Wayne Grudem is not one:
I am guessing a lot of my readers have never heard of Wayne Grudem. He is an evangelical theologian and the author of a very popular one-volume treatment of evangelical systematic theology. He is also well-known within evangelical circles for defending a “complementarian” view of gender roles in the church and society.
Grudem is the quintessential evangelical insider. He speaks and writes for evangelical churches and rarely ventures out of this subculture to engage a broader American public. This is why most people outside of evangelicalism have never heard of him.
When I was a student at Trinity Evangelical Divinity School (1989-1992) I took a theology course with Grudem. I don’t remember much about it other than the fact that Grudem spent a lot of time talking about his work on the Biblical idea of prophecy. (I also remember having to read all of Calvin’s Institutes!). He would eventually argue that today’s Christians needed to reclaim the gift of prophecy. If I remember correctly, he argued that the Holy Spirit could bring divine revelation to a believer’s mind.
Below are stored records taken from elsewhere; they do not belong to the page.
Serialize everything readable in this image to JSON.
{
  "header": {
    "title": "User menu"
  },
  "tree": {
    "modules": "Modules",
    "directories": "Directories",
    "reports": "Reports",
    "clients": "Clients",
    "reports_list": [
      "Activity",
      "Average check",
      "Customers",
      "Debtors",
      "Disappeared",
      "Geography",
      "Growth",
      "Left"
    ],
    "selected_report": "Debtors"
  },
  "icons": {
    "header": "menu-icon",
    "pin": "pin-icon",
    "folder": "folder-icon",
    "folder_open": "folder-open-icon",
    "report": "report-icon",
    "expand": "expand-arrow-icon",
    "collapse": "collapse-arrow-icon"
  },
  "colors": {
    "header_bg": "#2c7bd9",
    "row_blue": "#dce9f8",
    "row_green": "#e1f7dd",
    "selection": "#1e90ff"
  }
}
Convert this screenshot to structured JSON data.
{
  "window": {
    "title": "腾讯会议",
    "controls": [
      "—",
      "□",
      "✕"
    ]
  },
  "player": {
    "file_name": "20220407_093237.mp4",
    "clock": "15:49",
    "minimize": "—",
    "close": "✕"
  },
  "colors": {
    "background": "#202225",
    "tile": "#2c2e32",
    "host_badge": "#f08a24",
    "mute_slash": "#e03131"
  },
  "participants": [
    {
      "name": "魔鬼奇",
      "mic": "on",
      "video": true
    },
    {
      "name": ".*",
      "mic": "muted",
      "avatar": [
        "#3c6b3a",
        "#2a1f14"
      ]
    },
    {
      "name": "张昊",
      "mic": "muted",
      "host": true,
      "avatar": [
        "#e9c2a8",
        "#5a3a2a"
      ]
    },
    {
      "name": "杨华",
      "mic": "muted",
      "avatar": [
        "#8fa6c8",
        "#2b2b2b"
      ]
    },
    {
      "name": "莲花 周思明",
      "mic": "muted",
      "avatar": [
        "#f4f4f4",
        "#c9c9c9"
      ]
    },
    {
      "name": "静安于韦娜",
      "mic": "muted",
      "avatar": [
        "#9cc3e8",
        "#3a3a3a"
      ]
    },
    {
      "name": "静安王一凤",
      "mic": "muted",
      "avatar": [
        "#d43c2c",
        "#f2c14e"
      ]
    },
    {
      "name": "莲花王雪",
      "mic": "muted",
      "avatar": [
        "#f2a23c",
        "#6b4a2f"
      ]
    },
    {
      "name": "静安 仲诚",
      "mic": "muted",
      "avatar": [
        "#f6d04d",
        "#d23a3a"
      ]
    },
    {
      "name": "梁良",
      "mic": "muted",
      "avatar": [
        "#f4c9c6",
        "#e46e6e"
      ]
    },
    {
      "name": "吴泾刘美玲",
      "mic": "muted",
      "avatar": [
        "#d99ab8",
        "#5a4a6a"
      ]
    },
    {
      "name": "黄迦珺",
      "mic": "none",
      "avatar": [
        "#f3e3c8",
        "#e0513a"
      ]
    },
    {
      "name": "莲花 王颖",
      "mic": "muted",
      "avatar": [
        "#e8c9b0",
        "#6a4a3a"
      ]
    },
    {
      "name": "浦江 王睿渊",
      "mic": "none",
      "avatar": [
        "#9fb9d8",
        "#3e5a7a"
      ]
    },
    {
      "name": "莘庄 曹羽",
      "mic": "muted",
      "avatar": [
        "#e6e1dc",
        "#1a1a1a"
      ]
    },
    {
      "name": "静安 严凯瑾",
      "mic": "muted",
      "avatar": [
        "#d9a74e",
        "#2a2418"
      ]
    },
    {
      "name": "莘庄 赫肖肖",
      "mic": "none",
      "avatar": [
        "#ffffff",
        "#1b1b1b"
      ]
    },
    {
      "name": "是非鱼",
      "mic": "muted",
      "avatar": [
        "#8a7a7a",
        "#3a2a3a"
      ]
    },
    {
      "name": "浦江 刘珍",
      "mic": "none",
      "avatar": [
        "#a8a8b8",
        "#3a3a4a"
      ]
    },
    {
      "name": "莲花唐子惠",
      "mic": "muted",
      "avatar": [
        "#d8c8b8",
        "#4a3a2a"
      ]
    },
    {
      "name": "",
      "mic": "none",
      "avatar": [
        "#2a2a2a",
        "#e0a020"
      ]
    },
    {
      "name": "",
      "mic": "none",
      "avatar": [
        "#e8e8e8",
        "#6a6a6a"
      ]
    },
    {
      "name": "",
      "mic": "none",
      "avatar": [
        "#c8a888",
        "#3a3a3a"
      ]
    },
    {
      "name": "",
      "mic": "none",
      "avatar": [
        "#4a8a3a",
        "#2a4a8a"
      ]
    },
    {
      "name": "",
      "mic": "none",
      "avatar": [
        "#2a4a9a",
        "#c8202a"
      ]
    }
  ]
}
Neither is D. Michael Lindsay though he knew who evangelical elites were:
There has been little to suggest that these rumblings of dissent represent any kind of threat to Trump’s political support. Many of these Trump critics might be best understood as part of a more urban, internationalist, and broad-minded élite class within the evangelical movement. In his 2007 book, “Faith in the Halls of Power,” D. Michael Lindsay, a former sociologist at Rice University and currently the president of Gordon College, distinguished between “cosmopolitan” and “populist” evangelicalism. The populist wing of the movement “depends on mass mobilization and large-scale democratic action” and “relies upon a rhetoric of dichotomies (as in ‘good’ and ‘evil’) and appeals to the commonsense concerns of average people,” Lindsay writes. He points to prominent figures such as James Dobson, the founder of Focus on the Family, and the pastor and televangelist Joel Osteen as representatives of populist evangelicalism. He describes cosmopolitan evangelicals as having “greater access to powerful institutions” and writes that “the social networks they inhabit are populated by leaders from government, business, and entertainment.” The problem for Trump opponents is that, when it comes to electoral sway and cultural influence within evangelicalism, the populists exercise far greater leverage.
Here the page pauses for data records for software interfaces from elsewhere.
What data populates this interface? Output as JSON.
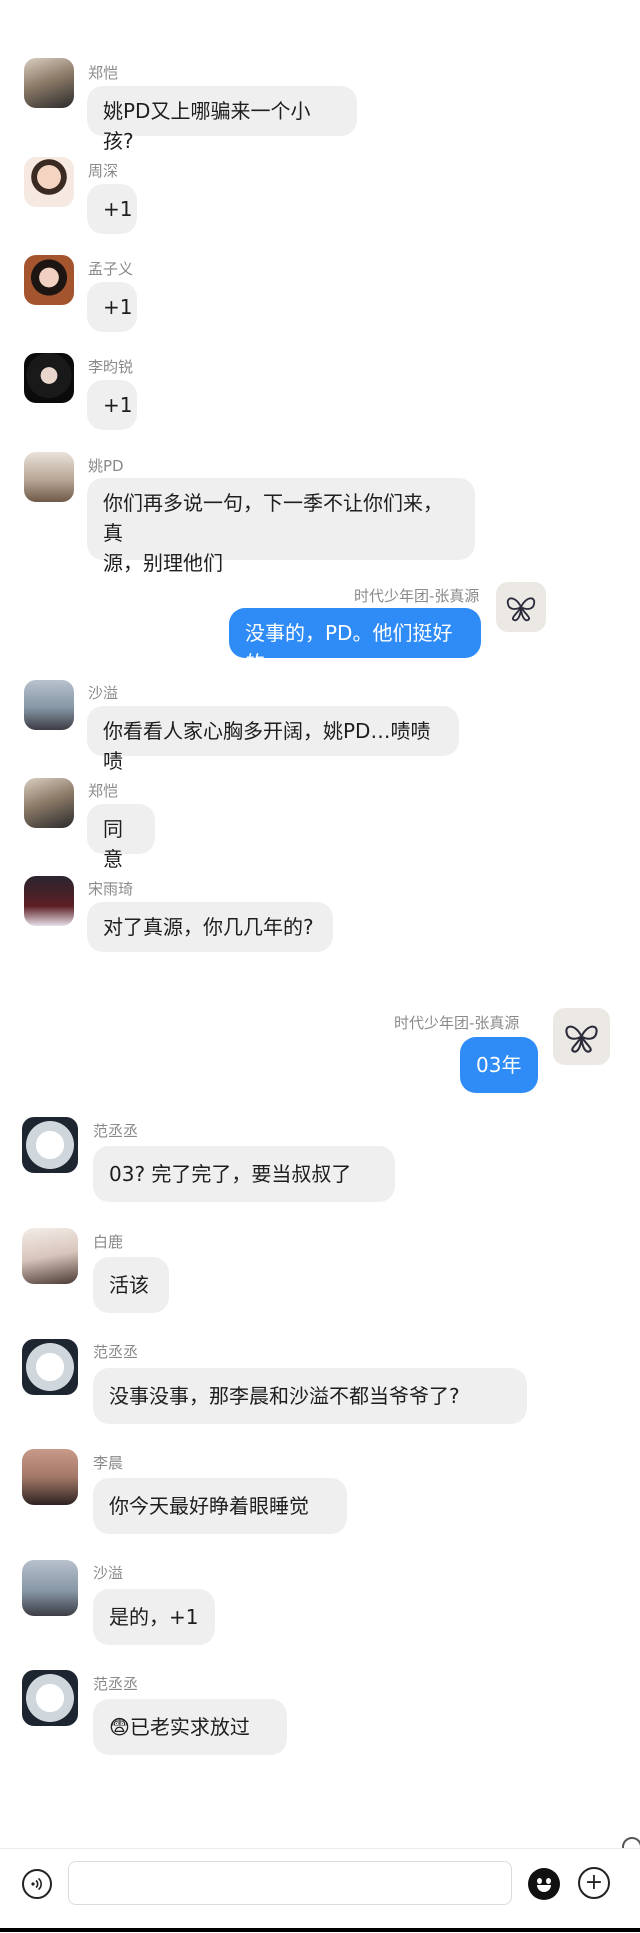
{
  "messages": [
    {
      "sender": "郑恺",
      "text": "姚PD又上哪骗来一个小孩?",
      "outgoing": false
    },
    {
      "sender": "周深",
      "text": "+1",
      "outgoing": false
    },
    {
      "sender": "孟子义",
      "text": "+1",
      "outgoing": false
    },
    {
      "sender": "李昀锐",
      "text": "+1",
      "outgoing": false
    },
    {
      "sender": "姚PD",
      "text_line1": "你们再多说一句，下一季不让你们来，真",
      "text_line2": "源，别理他们",
      "outgoing": false
    },
    {
      "sender": "时代少年团-张真源",
      "text": "没事的，PD。他们挺好的",
      "outgoing": true
    },
    {
      "sender": "沙溢",
      "text": "你看看人家心胸多开阔，姚PD…啧啧啧",
      "outgoing": false
    },
    {
      "sender": "郑恺",
      "text": "同意",
      "outgoing": false
    },
    {
      "sender": "宋雨琦",
      "text": "对了真源，你几几年的?",
      "outgoing": false
    },
    {
      "sender": "时代少年团-张真源",
      "text": "03年",
      "outgoing": true
    },
    {
      "sender": "范丞丞",
      "text": "03? 完了完了，要当叔叔了",
      "outgoing": false
    },
    {
      "sender": "白鹿",
      "text": "活该",
      "outgoing": false
    },
    {
      "sender": "范丞丞",
      "text": "没事没事，那李晨和沙溢不都当爷爷了?",
      "outgoing": false
    },
    {
      "sender": "李晨",
      "text": "你今天最好睁着眼睡觉",
      "outgoing": false
    },
    {
      "sender": "沙溢",
      "text": "是的，+1",
      "outgoing": false
    },
    {
      "sender": "范丞丞",
      "text": "😨已老实求放过",
      "outgoing": false
    }
  ],
  "input_bar": {
    "message_field_value": "",
    "voice_icon": "voice-icon",
    "emoji_icon": "emoji-icon",
    "add_icon": "plus-icon"
  },
  "colors": {
    "outgoing_bubble": "#2f8cf6",
    "incoming_bubble": "#efefef",
    "sender_name": "#8a8a8a"
  }
}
Lindsay’s focus is on documenting the emergence of the élite class of evangelicals. He devotes less attention to the root causes of differing cultural and political attitudes between cosmopolitan and populist evangelicals—though those causes may hold the key to understanding evangelicalism’s turn toward Trumpism.
A couple of observations: one, theology is not much of a factor in becoming an elite within evangelicalism. Not even being a charismatic helps. Two, what matters to being elite is not using dichotomies between good and evil. That’s what populists do. Elites know that the world is, to use the much overused word, complicated.
This is what makes the Trump phenomenon fascinating. Elite journalists and editors, not to mention lots of people with Ph.D.’s, use black-and-white categories to assess the president. For instance:
where was Grudem when Trump separated families from children at the border, said that there were “fine people on both sides” at Charlottesville, lied or misrepresented the truth over 15,000 times, tried to take healthcare away from millions of Americans, pulled out of the Paris Climate Agreement, prevented Muslims from entering the country, left Syrian Christians for dead, hired nativist and racist Stephen Miller, refused to release his tax returns, eliminated an ethics court for incoming White House staff, stood by as children bullied their classmates in the name of Trump, said Mika Brzezinski was “bleeding badly from a face-lift,” backed racist Alabama Senate candidate Roy Moore, defended Confederate monuments, and tried to end the DACA program?
The real test of elitism may be what passes as acceptable by the elite newspapers and magazines. If editors at the New Yorker and Washington Post decide to understand politics by moral calculations, then those evangelicals whose morality matches those gatekeepers gain elite status.